But when the model might be idling with “safe” cuisines, along comes Tava Indian Kitchen, the new eatery introducing a little more vivacity to the game. By leveraging the familiarity of this model with fresh, yet exotic flavors, Tava Indian Kitchen hopes to bring more accessibility to Indian food, a cuisine currently rising in popularity.

It was a plane ride that started it all. A year and a half ago, the three owners of Tava—Jason Pate, Vijay Brihmadesam and Hasnain Zaidi—were working in finance and consultant jobs, standard corporate America work. Unexpectedly, Jason and Vijay ended up on the same plane and switched seats to sit next to each other.

“We talked about what made us most passionate. We talked about what impact we wanted to make next, “ said Pate. “We’ve always had a passion for Indian culture and were surprised that it wasn’t as accessible. There are a few places where they have traditional menus, but it was difficult to understand, the prices were high, or you couldn’t see the quality of the meat. We try to approach it like Indian food is good; it just hasn’t been presented in the right way. We’re trying to reimagine it.”

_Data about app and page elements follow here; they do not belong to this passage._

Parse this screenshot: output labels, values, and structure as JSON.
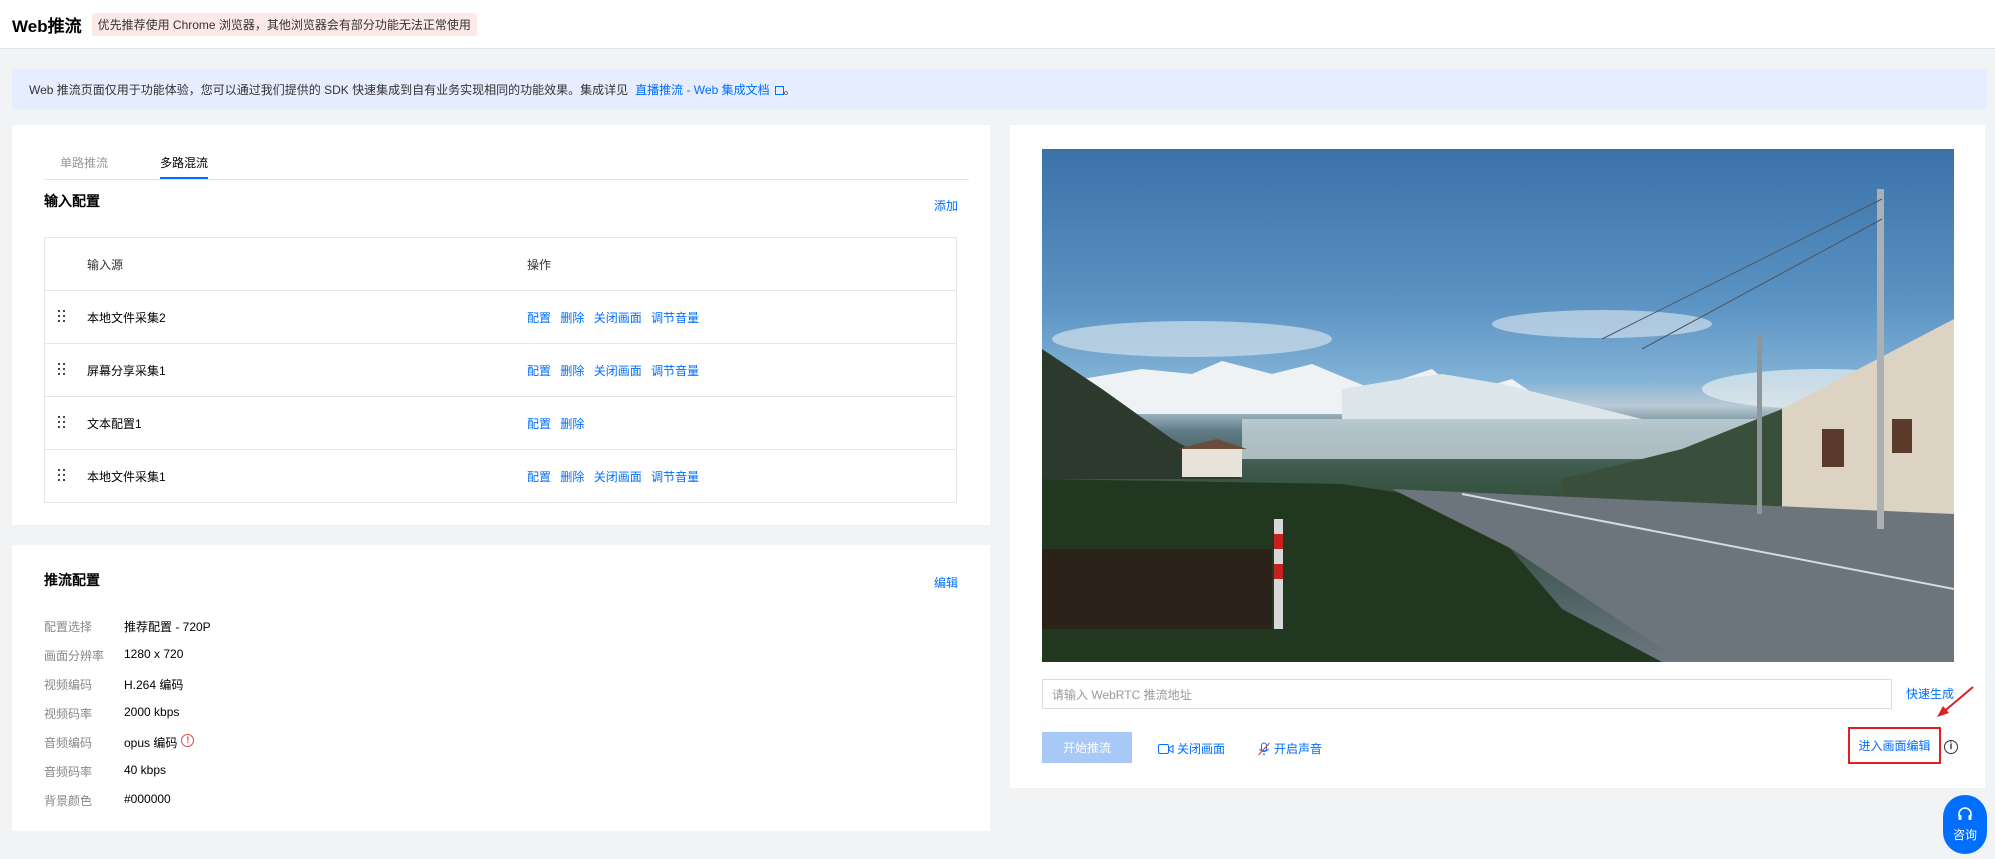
{
  "header": {
    "title": "Web推流",
    "browser_tip": "优先推荐使用 Chrome 浏览器，其他浏览器会有部分功能无法正常使用"
  },
  "notice": {
    "text": "Web 推流页面仅用于功能体验，您可以通过我们提供的 SDK 快速集成到自有业务实现相同的功能效果。集成详见",
    "link": "直播推流 - Web 集成文档",
    "suffix": "。"
  },
  "tabs": [
    {
      "label": "单路推流",
      "active": false
    },
    {
      "label": "多路混流",
      "active": true
    }
  ],
  "input_config": {
    "title": "输入配置",
    "add_label": "添加",
    "columns": [
      "输入源",
      "操作"
    ],
    "rows": [
      {
        "name": "本地文件采集2",
        "actions": [
          "配置",
          "删除",
          "关闭画面",
          "调节音量"
        ]
      },
      {
        "name": "屏幕分享采集1",
        "actions": [
          "配置",
          "删除",
          "关闭画面",
          "调节音量"
        ]
      },
      {
        "name": "文本配置1",
        "actions": [
          "配置",
          "删除"
        ]
      },
      {
        "name": "本地文件采集1",
        "actions": [
          "配置",
          "删除",
          "关闭画面",
          "调节音量"
        ]
      }
    ]
  },
  "push_config": {
    "title": "推流配置",
    "edit_label": "编辑",
    "items": [
      {
        "key": "配置选择",
        "value": "推荐配置 - 720P"
      },
      {
        "key": "画面分辨率",
        "value": "1280 x 720"
      },
      {
        "key": "视频编码",
        "value": "H.264 编码"
      },
      {
        "key": "视频码率",
        "value": "2000 kbps"
      },
      {
        "key": "音频编码",
        "value": "opus 编码"
      },
      {
        "key": "音频码率",
        "value": "40 kbps"
      },
      {
        "key": "背景颜色",
        "value": "#000000"
      }
    ]
  },
  "preview": {
    "url_placeholder": "请输入 WebRTC 推流地址",
    "quick_generate": "快速生成",
    "start_button": "开始推流",
    "close_video": "关闭画面",
    "open_audio": "开启声音",
    "enter_edit": "进入画面编辑"
  },
  "consult": {
    "label": "咨询"
  },
  "colors": {
    "accent": "#006eff",
    "highlight": "#e02020",
    "disabled_button": "#a8c8f5"
  }
}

They brought their close friend Hasnain on board, and quickly they threw themselves into research. They worked with a professional chef to help sharpen family recipes from Vijay and Hasnain’s families. They also put together an advisory board who had experience with finance and the food industry.

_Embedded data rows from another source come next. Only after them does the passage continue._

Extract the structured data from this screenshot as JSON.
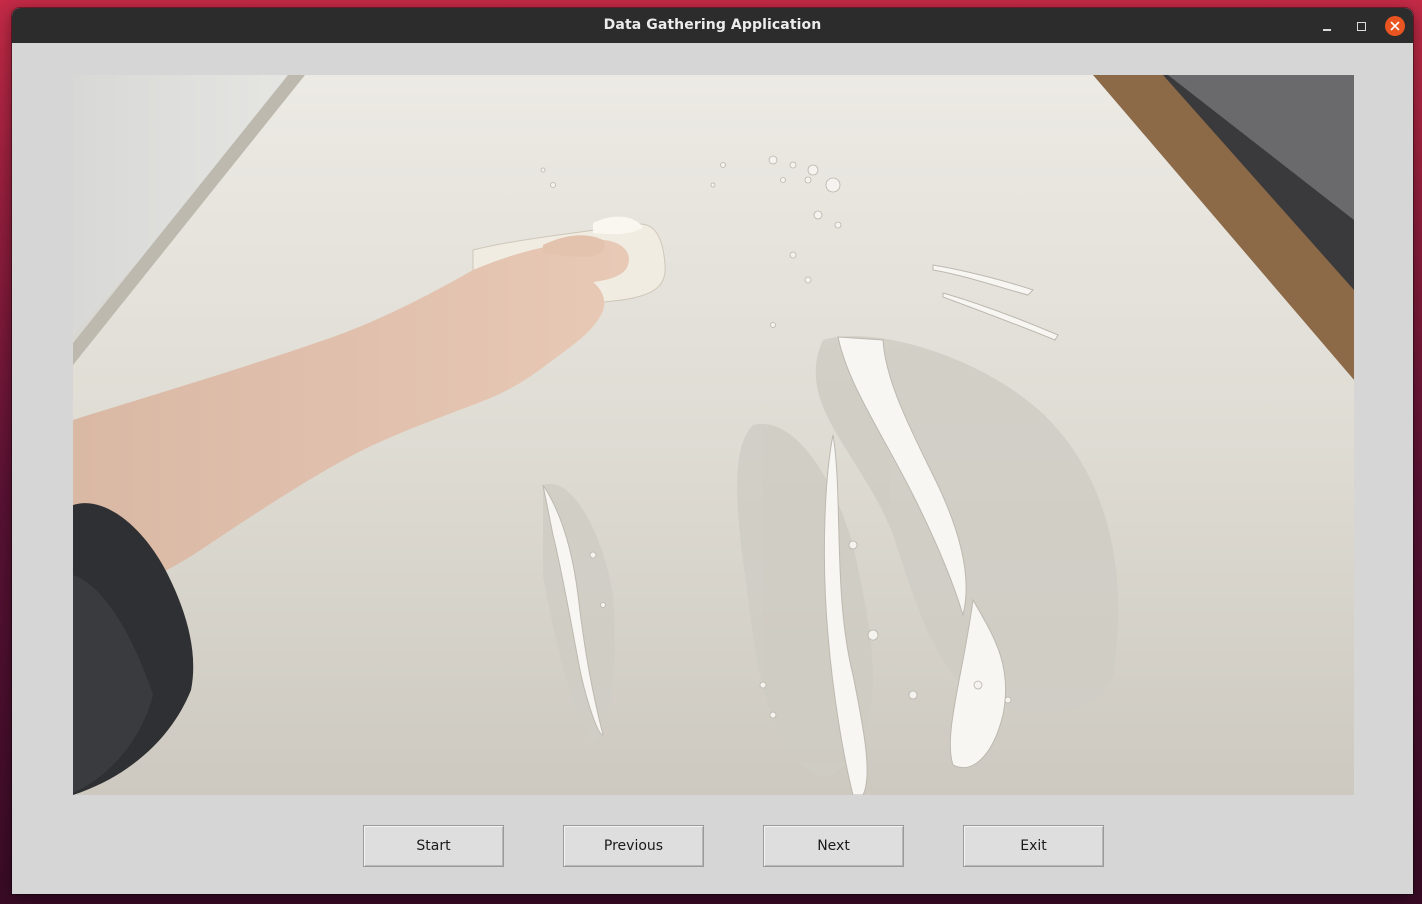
{
  "window": {
    "title": "Data Gathering Application"
  },
  "titlebar_controls": {
    "minimize_icon": "minimize-icon",
    "maximize_icon": "maximize-icon",
    "close_icon": "close-icon",
    "close_color": "#e95420"
  },
  "main": {
    "image_description_icon": "camera-frame"
  },
  "buttons": {
    "start": "Start",
    "previous": "Previous",
    "next": "Next",
    "exit": "Exit"
  },
  "colors": {
    "titlebar": "#2c2c2c",
    "window_bg": "#d6d6d6",
    "button_bg": "#dedede"
  }
}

Their first location was in Palo Alto’s Town & Country Village, a stone’s throw away from Stanford University. A location in San Francisco followed, and this week their newest restaurant will open in Valley Fair Mall in San Jose.

The new food stop offers three options: a rice bowl, salad bowl, or an Indian “burroti,” the latter a play on the Mexican burrito, but incorporating freshly pressed Indian roti bread. The dough is made in-house and is quite the spectacle to watch, as diners can see their own personal roti dough pressed into a 14-inch flatbread.

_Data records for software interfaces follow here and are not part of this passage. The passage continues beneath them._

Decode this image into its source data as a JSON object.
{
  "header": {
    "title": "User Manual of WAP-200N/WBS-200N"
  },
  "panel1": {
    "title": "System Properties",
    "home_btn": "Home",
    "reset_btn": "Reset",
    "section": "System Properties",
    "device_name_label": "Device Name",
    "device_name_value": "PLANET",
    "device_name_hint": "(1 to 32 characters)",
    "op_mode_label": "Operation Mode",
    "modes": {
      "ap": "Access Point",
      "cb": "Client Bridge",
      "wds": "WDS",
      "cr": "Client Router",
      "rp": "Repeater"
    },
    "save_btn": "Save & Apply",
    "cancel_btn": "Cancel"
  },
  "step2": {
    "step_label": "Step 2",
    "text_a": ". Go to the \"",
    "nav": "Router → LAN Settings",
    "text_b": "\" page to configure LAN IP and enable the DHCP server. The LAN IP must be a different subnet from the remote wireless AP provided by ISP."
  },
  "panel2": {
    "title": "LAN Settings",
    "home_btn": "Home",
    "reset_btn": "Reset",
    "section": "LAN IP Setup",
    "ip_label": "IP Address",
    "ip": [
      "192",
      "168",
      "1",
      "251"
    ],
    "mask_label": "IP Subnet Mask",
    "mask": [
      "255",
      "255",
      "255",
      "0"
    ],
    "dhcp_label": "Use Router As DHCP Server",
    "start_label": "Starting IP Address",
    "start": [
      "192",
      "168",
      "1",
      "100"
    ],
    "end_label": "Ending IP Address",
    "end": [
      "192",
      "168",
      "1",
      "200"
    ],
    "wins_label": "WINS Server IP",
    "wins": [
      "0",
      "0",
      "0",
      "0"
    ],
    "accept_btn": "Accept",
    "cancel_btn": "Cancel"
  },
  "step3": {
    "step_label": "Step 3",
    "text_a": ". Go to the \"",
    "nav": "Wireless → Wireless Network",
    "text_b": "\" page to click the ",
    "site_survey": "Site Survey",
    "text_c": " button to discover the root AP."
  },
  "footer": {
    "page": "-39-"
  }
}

For the protein, Tava offers tandoori style chicken or slow-roasted grassfed lamb.

“You can’t find a fast-casual place that’s offering lamb,” Pate said. “It’s expensive but we are willing to invest the money so people can get that extra option. It’s roasted for 8 hours and pulled. A lot of people think lamb is gamey but it’s not. It’s so good. That’s my personal favorite.”

A vegetarian option is also available—garbanzo beans, sautéed in coconut milk, ginger and a combination of spices. Served with paneer, or Indian farmer’s cheese, it’s completely vegetarian and packed with flavor.

The final step is the sauces: a tikka masala, a light tomato cream sauce, or daal, a hearty lentil with a gorgeous yellow color. Extra toppings and a chutney bar (for those who want serious spice) are also available.

Tava Indian Kitchen will be opening on November 1st in the new food court at Valley Fair Mall.